[Opening Source data section]

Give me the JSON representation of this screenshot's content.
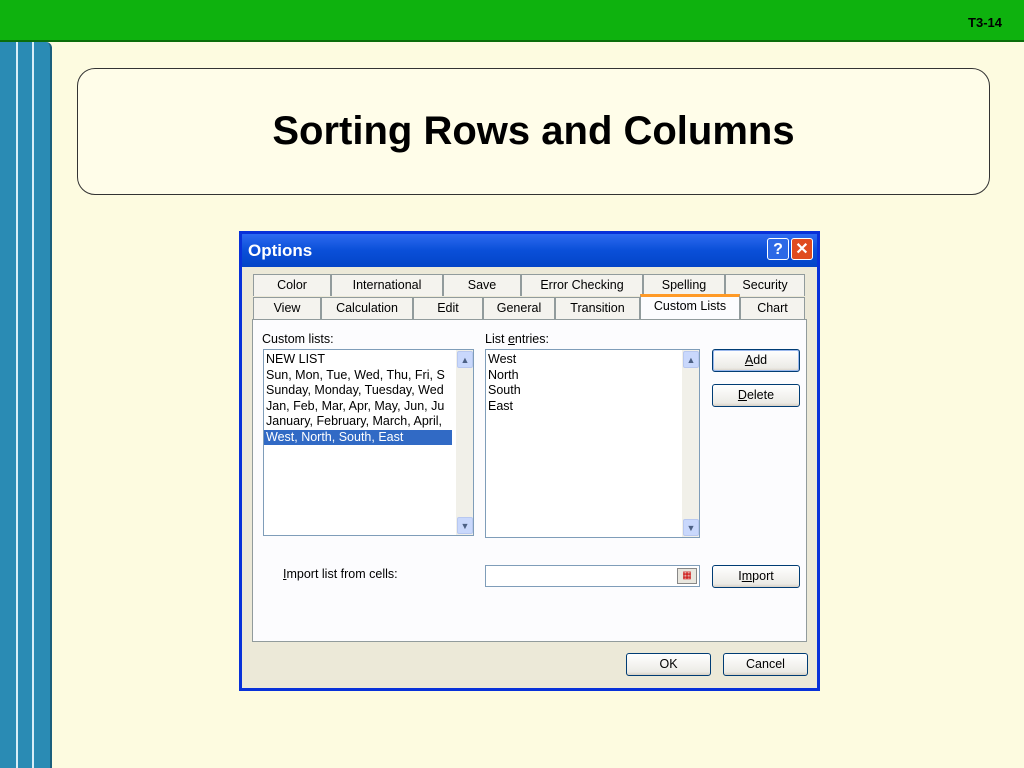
{
  "slide": {
    "number": "T3-14",
    "title": "Sorting Rows and Columns"
  },
  "dialog": {
    "title": "Options",
    "help_icon": "help-icon",
    "close_icon": "close-icon",
    "tabs_row1": [
      "Color",
      "International",
      "Save",
      "Error Checking",
      "Spelling",
      "Security"
    ],
    "tabs_row2": [
      "View",
      "Calculation",
      "Edit",
      "General",
      "Transition",
      "Custom Lists",
      "Chart"
    ],
    "active_tab": "Custom Lists",
    "custom_lists": {
      "label": "Custom lists:",
      "items": [
        "NEW LIST",
        "Sun, Mon, Tue, Wed, Thu, Fri, S",
        "Sunday, Monday, Tuesday, Wed",
        "Jan, Feb, Mar, Apr, May, Jun, Ju",
        "January, February, March, April,",
        "West, North, South, East"
      ],
      "selected": "West, North, South, East"
    },
    "list_entries": {
      "label": "List entries:",
      "items": [
        "West",
        "North",
        "South",
        "East"
      ]
    },
    "buttons": {
      "add": "Add",
      "delete": "Delete",
      "import": "Import",
      "ok": "OK",
      "cancel": "Cancel"
    },
    "import_label": "Import list from cells:",
    "import_value": ""
  }
}
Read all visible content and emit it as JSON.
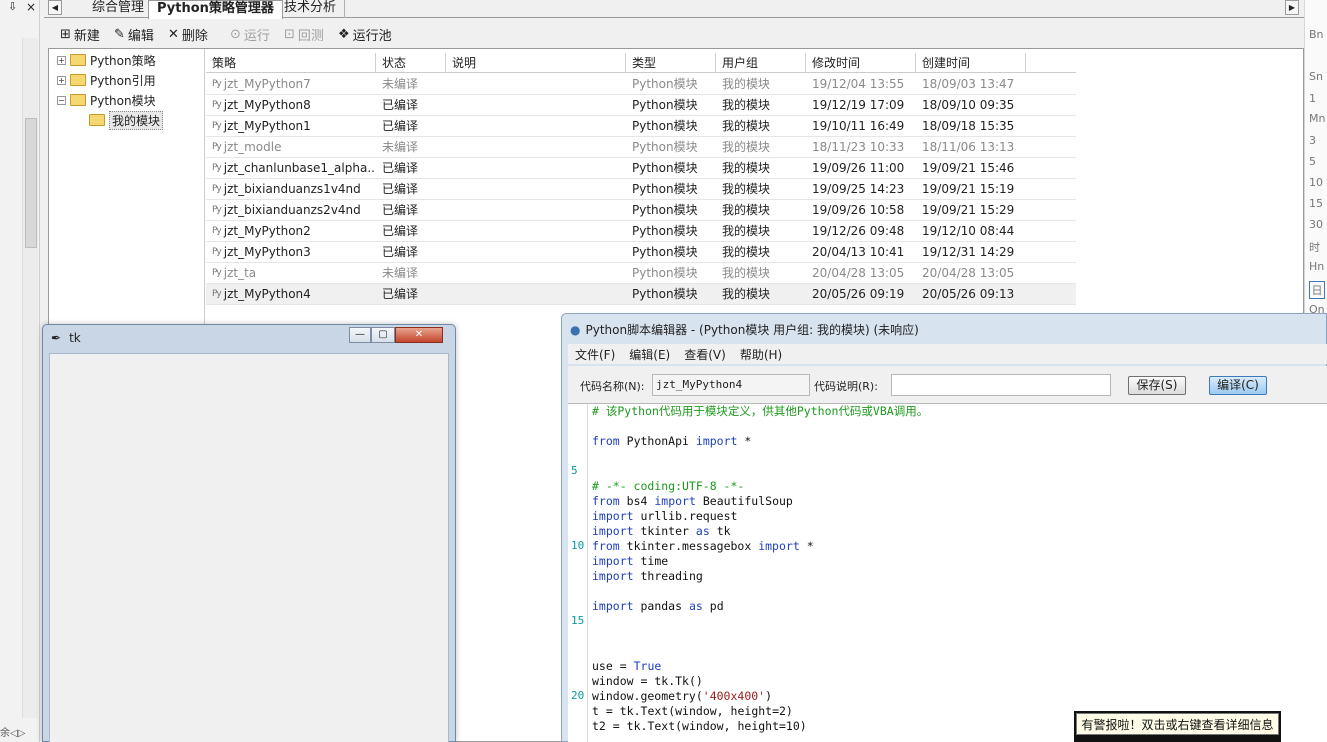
{
  "left_strip": {
    "pin": "⇩",
    "close": "×",
    "bottom": "余◁▷"
  },
  "tabs": [
    {
      "label": "综合管理"
    },
    {
      "label": "Python策略管理器"
    },
    {
      "label": "技术分析"
    }
  ],
  "right_strip": [
    "Bn",
    "Sn",
    "1",
    "Mn",
    "3",
    "5",
    "10",
    "15",
    "30",
    "时",
    "Hn",
    "日",
    "On"
  ],
  "toolbar": {
    "new": "新建",
    "edit": "编辑",
    "delete": "删除",
    "run": "运行",
    "backtest": "回测",
    "run_pool": "运行池"
  },
  "tree": {
    "items": [
      {
        "label": "Python策略"
      },
      {
        "label": "Python引用"
      },
      {
        "label": "Python模块"
      },
      {
        "label": "我的模块"
      }
    ]
  },
  "grid": {
    "headers": [
      "策略",
      "状态",
      "说明",
      "类型",
      "用户组",
      "修改时间",
      "创建时间"
    ],
    "rows": [
      {
        "name": "jzt_MyPython7",
        "status": "未编译",
        "desc": "",
        "type": "Python模块",
        "group": "我的模块",
        "modified": "19/12/04 13:55",
        "created": "18/09/03 13:47"
      },
      {
        "name": "jzt_MyPython8",
        "status": "已编译",
        "desc": "",
        "type": "Python模块",
        "group": "我的模块",
        "modified": "19/12/19 17:09",
        "created": "18/09/10 09:35"
      },
      {
        "name": "jzt_MyPython1",
        "status": "已编译",
        "desc": "",
        "type": "Python模块",
        "group": "我的模块",
        "modified": "19/10/11 16:49",
        "created": "18/09/18 15:35"
      },
      {
        "name": "jzt_modle",
        "status": "未编译",
        "desc": "",
        "type": "Python模块",
        "group": "我的模块",
        "modified": "18/11/23 10:33",
        "created": "18/11/06 13:13"
      },
      {
        "name": "jzt_chanlunbase1_alpha...",
        "status": "已编译",
        "desc": "",
        "type": "Python模块",
        "group": "我的模块",
        "modified": "19/09/26 11:00",
        "created": "19/09/21 15:46"
      },
      {
        "name": "jzt_bixianduanzs1v4nd",
        "status": "已编译",
        "desc": "",
        "type": "Python模块",
        "group": "我的模块",
        "modified": "19/09/25 14:23",
        "created": "19/09/21 15:19"
      },
      {
        "name": "jzt_bixianduanzs2v4nd",
        "status": "已编译",
        "desc": "",
        "type": "Python模块",
        "group": "我的模块",
        "modified": "19/09/26 10:58",
        "created": "19/09/21 15:29"
      },
      {
        "name": "jzt_MyPython2",
        "status": "已编译",
        "desc": "",
        "type": "Python模块",
        "group": "我的模块",
        "modified": "19/12/26 09:48",
        "created": "19/12/10 08:44"
      },
      {
        "name": "jzt_MyPython3",
        "status": "已编译",
        "desc": "",
        "type": "Python模块",
        "group": "我的模块",
        "modified": "20/04/13 10:41",
        "created": "19/12/31 14:29"
      },
      {
        "name": "jzt_ta",
        "status": "未编译",
        "desc": "",
        "type": "Python模块",
        "group": "我的模块",
        "modified": "20/04/28 13:05",
        "created": "20/04/28 13:05"
      },
      {
        "name": "jzt_MyPython4",
        "status": "已编译",
        "desc": "",
        "type": "Python模块",
        "group": "我的模块",
        "modified": "20/05/26 09:19",
        "created": "20/05/26 09:13"
      }
    ]
  },
  "tk_window": {
    "title": "tk",
    "minimize": "—",
    "maximize": "▢",
    "close": "✕"
  },
  "editor": {
    "title": "Python脚本编辑器 - (Python模块 用户组: 我的模块) (未响应)",
    "menu": [
      "文件(F)",
      "编辑(E)",
      "查看(V)",
      "帮助(H)"
    ],
    "code_name_label": "代码名称(N):",
    "code_name_value": "jzt_MyPython4",
    "code_desc_label": "代码说明(R):",
    "code_desc_value": "",
    "save_button": "保存(S)",
    "compile_button": "编译(C)",
    "line_numbers": [
      "5",
      "10",
      "15",
      "20"
    ],
    "lines": [
      "# 该Python代码用于模块定义，供其他Python代码或VBA调用。",
      "",
      "from PythonApi import *",
      "",
      "",
      "# -*- coding:UTF-8 -*-",
      "from bs4 import BeautifulSoup",
      "import urllib.request",
      "import tkinter as tk",
      "from tkinter.messagebox import *",
      "import time",
      "import threading",
      "",
      "import pandas as pd",
      "",
      "",
      "",
      "use = True",
      "window = tk.Tk()",
      "window.geometry('400x400')",
      "t = tk.Text(window, height=2)",
      "t2 = tk.Text(window, height=10)"
    ]
  },
  "tooltip": {
    "text": "有警报啦！双击或右键查看详细信息"
  }
}
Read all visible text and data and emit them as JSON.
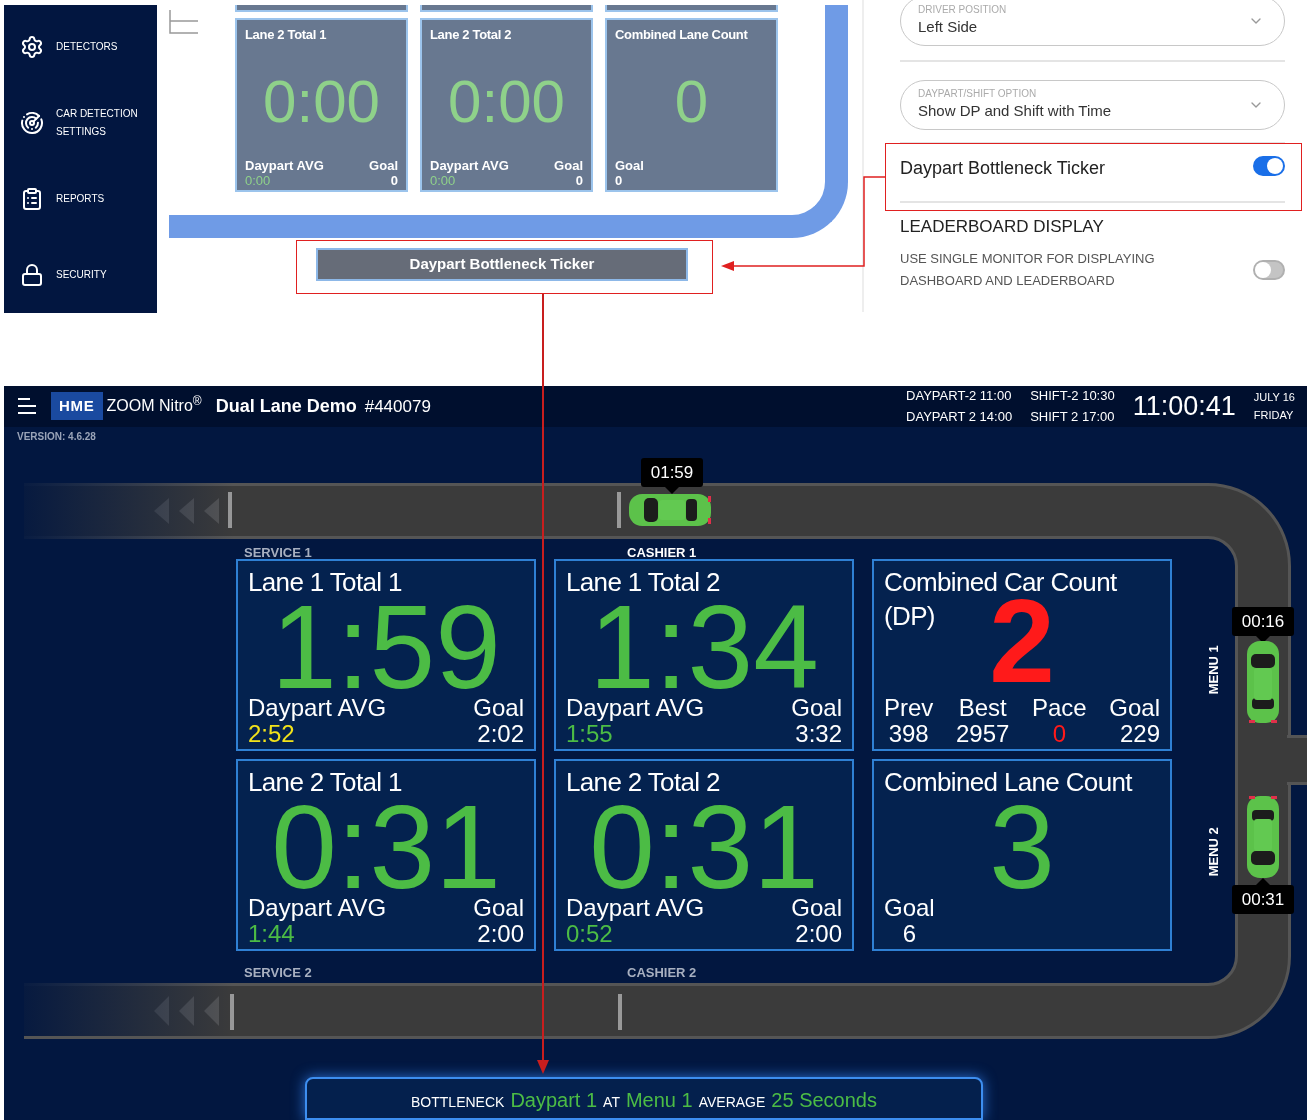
{
  "settings_preview": {
    "sidebar": {
      "items": [
        {
          "label": "DETECTORS"
        },
        {
          "label": "CAR DETECTION SETTINGS"
        },
        {
          "label": "REPORTS"
        },
        {
          "label": "SECURITY"
        }
      ]
    },
    "tiles": [
      {
        "kind": "timer",
        "title": "Lane 2 Total 1",
        "value": "0:00",
        "color": "#8fd18a",
        "stats": [
          {
            "label": "Daypart AVG",
            "value": "0:00",
            "color": "#8fd18a"
          },
          {
            "label": "Goal",
            "value": "0",
            "color": "#ffffff"
          }
        ]
      },
      {
        "kind": "timer",
        "title": "Lane 2 Total 2",
        "value": "0:00",
        "color": "#8fd18a",
        "stats": [
          {
            "label": "Daypart AVG",
            "value": "0:00",
            "color": "#8fd18a"
          },
          {
            "label": "Goal",
            "value": "0",
            "color": "#ffffff"
          }
        ]
      },
      {
        "kind": "count",
        "title": "Combined Lane Count",
        "value": "0",
        "color": "#8fd18a",
        "stats": [
          {
            "label": "Goal",
            "value": "0",
            "color": "#ffffff"
          }
        ]
      }
    ],
    "ticker": "Daypart Bottleneck Ticker"
  },
  "settings": {
    "fields": [
      {
        "label": "DRIVER POSITION",
        "value": "Left Side"
      },
      {
        "label": "DAYPART/SHIFT OPTION",
        "value": "Show DP and Shift with Time"
      }
    ],
    "ticker_toggle": {
      "label": "Daypart Bottleneck Ticker",
      "on": true
    },
    "leaderboard": {
      "heading": "LEADERBOARD DISPLAY",
      "label": "USE SINGLE MONITOR FOR DISPLAYING DASHBOARD AND LEADERBOARD",
      "on": false
    }
  },
  "dashboard": {
    "header": {
      "logo": "HME",
      "product": "ZOOM Nitro$^{®}$",
      "store": "Dual Lane Demo",
      "store_number": "#440079",
      "schedule": [
        {
          "name": "DAYPART-2",
          "time": "11:00"
        },
        {
          "name": "SHIFT-2",
          "time": "10:30"
        },
        {
          "name": "DAYPART 2",
          "time": "14:00"
        },
        {
          "name": "SHIFT 2",
          "time": "17:00"
        }
      ],
      "time": "11:00:41",
      "date": "JULY 16",
      "day": "FRIDAY"
    },
    "version": "VERSION: 4.6.28",
    "cars": [
      {
        "time": "01:59"
      },
      {
        "time": "00:16"
      },
      {
        "time": "00:31"
      }
    ],
    "lane_labels": [
      "SERVICE 1",
      "CASHIER 1",
      "SERVICE 2",
      "CASHIER 2",
      "MENU 1",
      "MENU 2"
    ],
    "tiles": [
      {
        "kind": "timer",
        "title": "Lane 1 Total 1",
        "value": "1:59",
        "color": "#4cbc45",
        "stats": [
          {
            "label": "Daypart AVG",
            "value": "2:52",
            "color": "#f2e21a"
          },
          {
            "label": "Goal",
            "value": "2:02",
            "color": "#ffffff"
          }
        ]
      },
      {
        "kind": "timer",
        "title": "Lane 1 Total 2",
        "value": "1:34",
        "color": "#4cbc45",
        "stats": [
          {
            "label": "Daypart AVG",
            "value": "1:55",
            "color": "#4cbc45"
          },
          {
            "label": "Goal",
            "value": "3:32",
            "color": "#ffffff"
          }
        ]
      },
      {
        "kind": "count",
        "title": "Combined Car Count (DP)",
        "value": "2",
        "color": "#ff1a1a",
        "stats": [
          {
            "label": "Prev",
            "value": "398",
            "color": "#ffffff"
          },
          {
            "label": "Best",
            "value": "2957",
            "color": "#ffffff"
          },
          {
            "label": "Pace",
            "value": "0",
            "color": "#ff1a1a"
          },
          {
            "label": "Goal",
            "value": "229",
            "color": "#ffffff"
          }
        ]
      },
      {
        "kind": "timer",
        "title": "Lane 2 Total 1",
        "value": "0:31",
        "color": "#4cbc45",
        "stats": [
          {
            "label": "Daypart AVG",
            "value": "1:44",
            "color": "#4cbc45"
          },
          {
            "label": "Goal",
            "value": "2:00",
            "color": "#ffffff"
          }
        ]
      },
      {
        "kind": "timer",
        "title": "Lane 2 Total 2",
        "value": "0:31",
        "color": "#4cbc45",
        "stats": [
          {
            "label": "Daypart AVG",
            "value": "0:52",
            "color": "#4cbc45"
          },
          {
            "label": "Goal",
            "value": "2:00",
            "color": "#ffffff"
          }
        ]
      },
      {
        "kind": "count",
        "title": "Combined Lane Count",
        "value": "3",
        "color": "#4cbc45",
        "stats": [
          {
            "label": "Goal",
            "value": "6",
            "color": "#ffffff"
          }
        ]
      }
    ],
    "ticker": [
      {
        "kind": "label",
        "text": "BOTTLENECK"
      },
      {
        "kind": "value",
        "text": "Daypart 1"
      },
      {
        "kind": "label",
        "text": "AT"
      },
      {
        "kind": "value",
        "text": "Menu 1"
      },
      {
        "kind": "label",
        "text": "AVERAGE"
      },
      {
        "kind": "value",
        "text": "25 Seconds"
      }
    ]
  }
}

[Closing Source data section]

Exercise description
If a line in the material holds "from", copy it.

Task solution
    "import_label": "Import list from cells:",
      "from PythonApi import *",
      "from bs4 import BeautifulSoup",
      "from tkinter.messagebox import *",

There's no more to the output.